Finally, certain data in this series are needed as basic or supportive evidence in initiating or evaluating studies required by other disciplines. For example, the octanol/water partition coefficient is used as a criterion in determining whether certain fish and wildlife toxicity studies must be conducted. Data on vapor pressure are used directly in determination of reentry intervals for products that may be used in situations where residues in air pose a potential hazard. Data on viscosity and miscibility provide supportive information on tank mix products and spray application instructions. Determination of the UV/visible absorption spectrum of a pesticide provides some indication of the wavelengths at which the compound may be susceptible to photochemical degradation. Since photochemical degradation is likely to occur in both the atmosphere and aquatic environment, spectra appropriate to these media will provide information concerning the need for further persistence testing. It is important to understand the use and fate of your product when determining which guidelines might be required for registration
|830.6314||Oxidation/Reduction: Chemical Incompatibility|
|830.6321||Dielectric Breakdown Voltage|
|830.7300||Density/Relative Density/ Bulk Density|
|830.7370||Dissociation Constants in Water|
|830.7520||Particle Size, Fiber Length, Diameter Distribution|
|830.7550 830.7560 830.7570||Partition Coefficient (n-octanol/water)|
|830.7840 830.7860||Water Solubility|

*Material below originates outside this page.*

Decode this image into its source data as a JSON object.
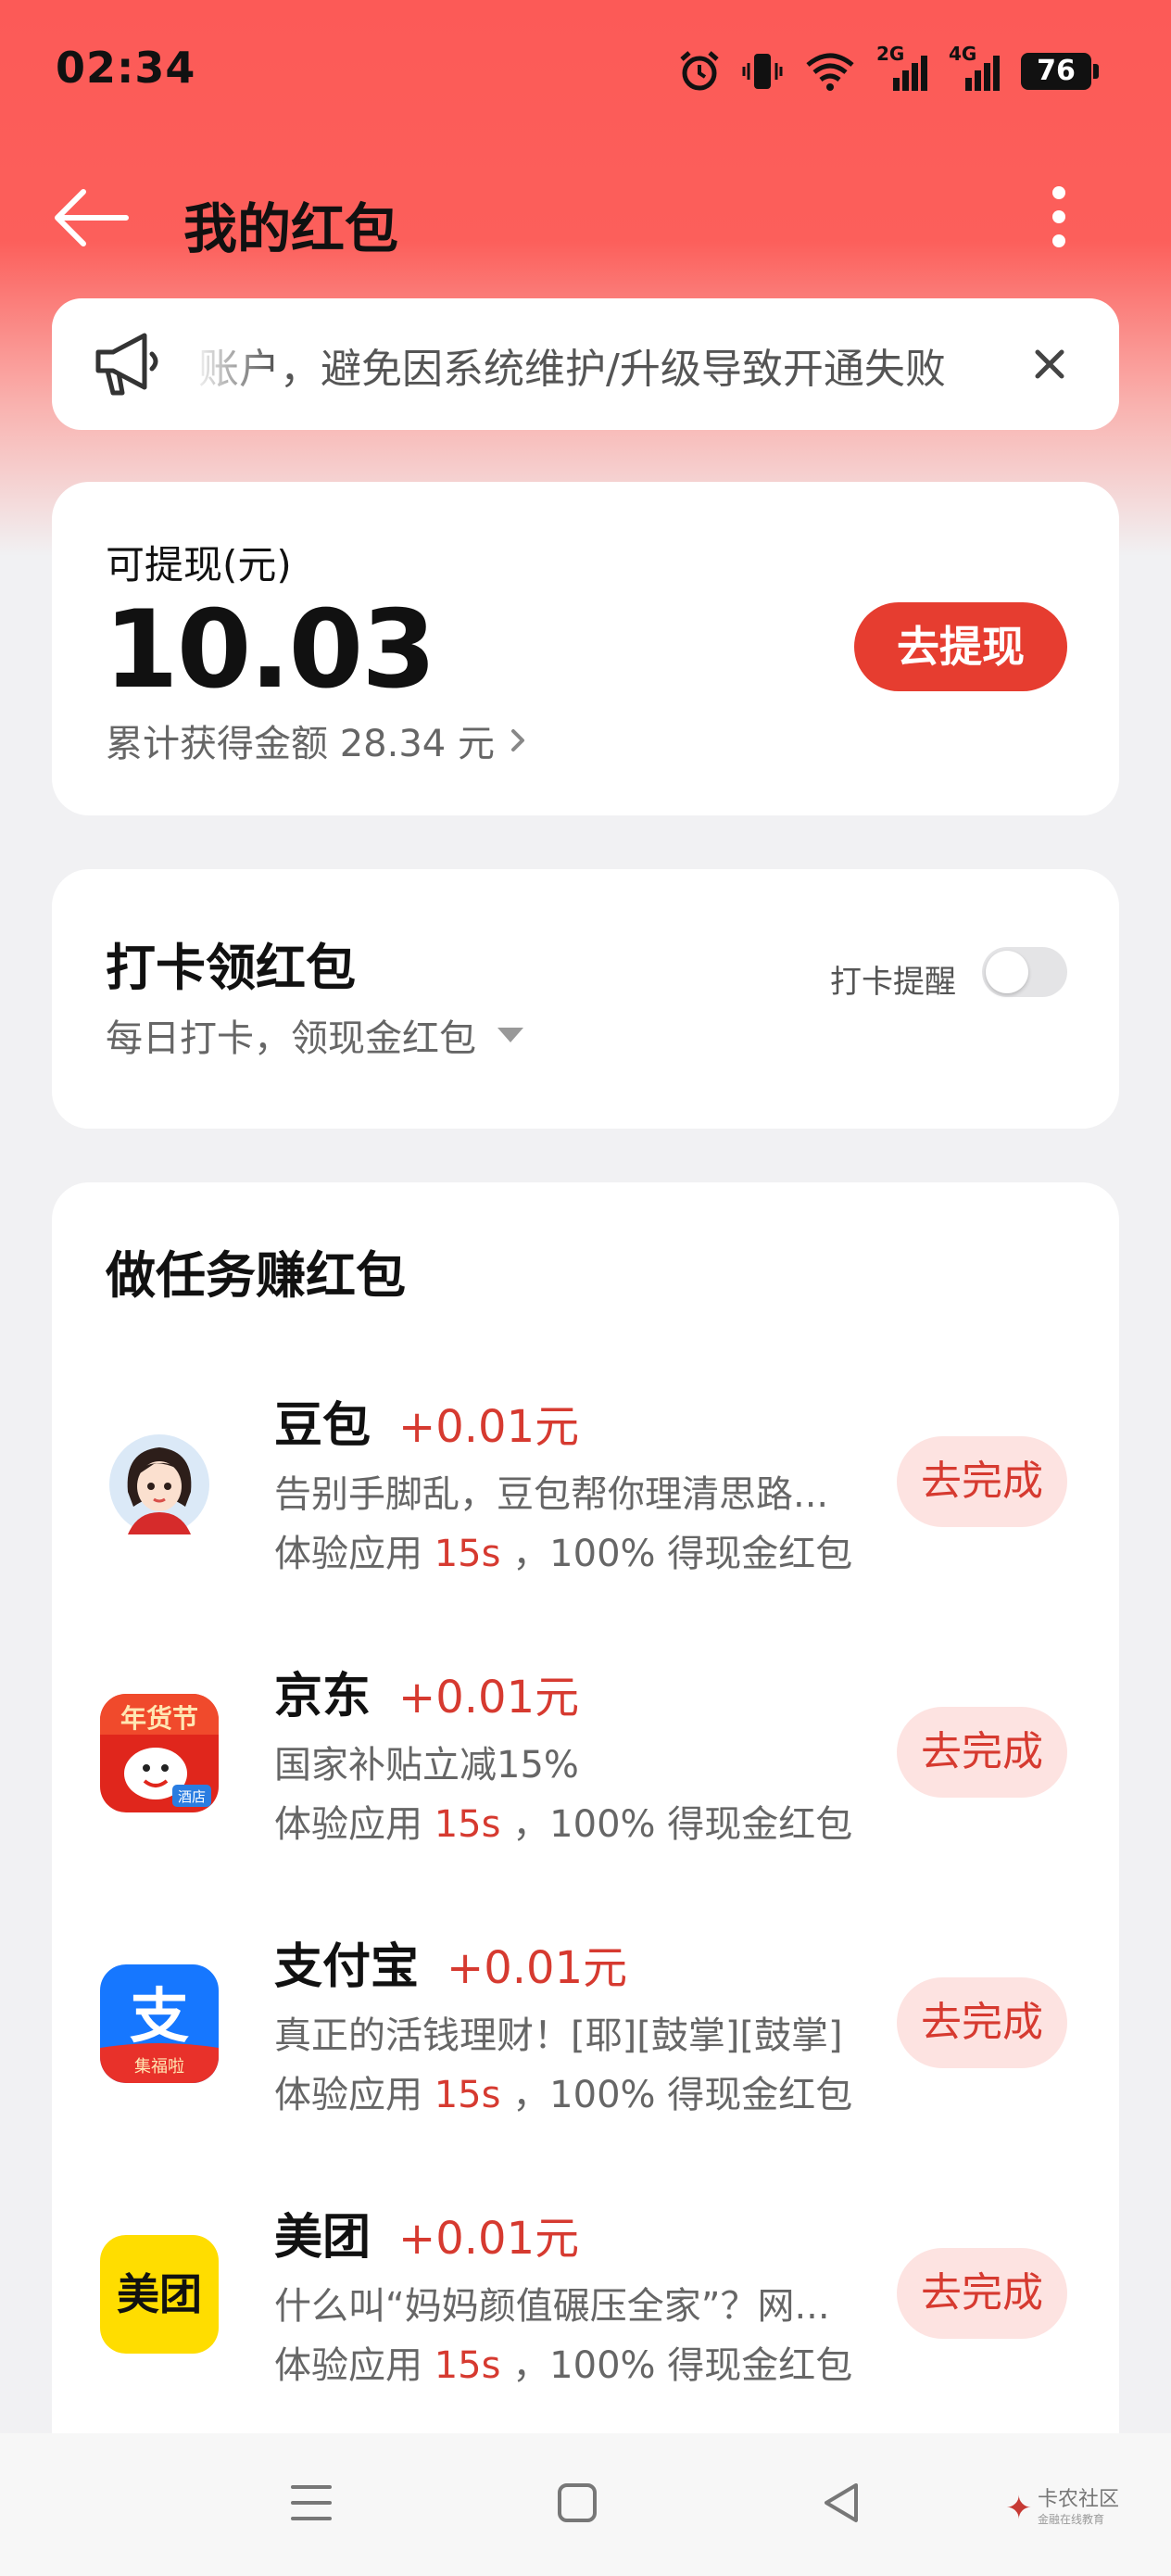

Regulatory consultants with experience registering antimicrobial products can assist applicants in determining which product chemistry guidelines might apply to the registration. With some exceptions to chemical characterization of the final product, the U.S. EPA requires that chemistry studies performed be conducted under conditions that meet Good Laboratory Practice (GLP) standards (40 CFR Part 160). Guidelines for studies of product chemistry can be found in 40 CFR Part 158.
More in the White Paper
- 830.1550 - Product and Composition
- 830.1600 - Description of Materials Used to Produce the Product
- 830.1620 - Description of Production Process
- 830.1650 - Description of Formulation Process
- 830.1670 - Discussion of Formulation of Impurities
- 830.1700 - Preliminary Analysis
- 830.1750 - Certified Limits
- 830.1800 - Enforcement Analytical Method
- 830.1900 - Submittal of Samples
Since the chemistry and efficacy testing needed for EPA registration of antimicrobial products does not have a “one size fits all” template, a multifaceted testing strategy and approach is needed. These details are often dictated by active ingredient and product composition. Our experience in executing test methodologies and understanding of regulatory requirements enables us to provide clients with the guidance needed to successfully navigate product development and registration activities.
Download the White Paper
Please complete the form below to download our Antimicrobial Product Chemistry white paper.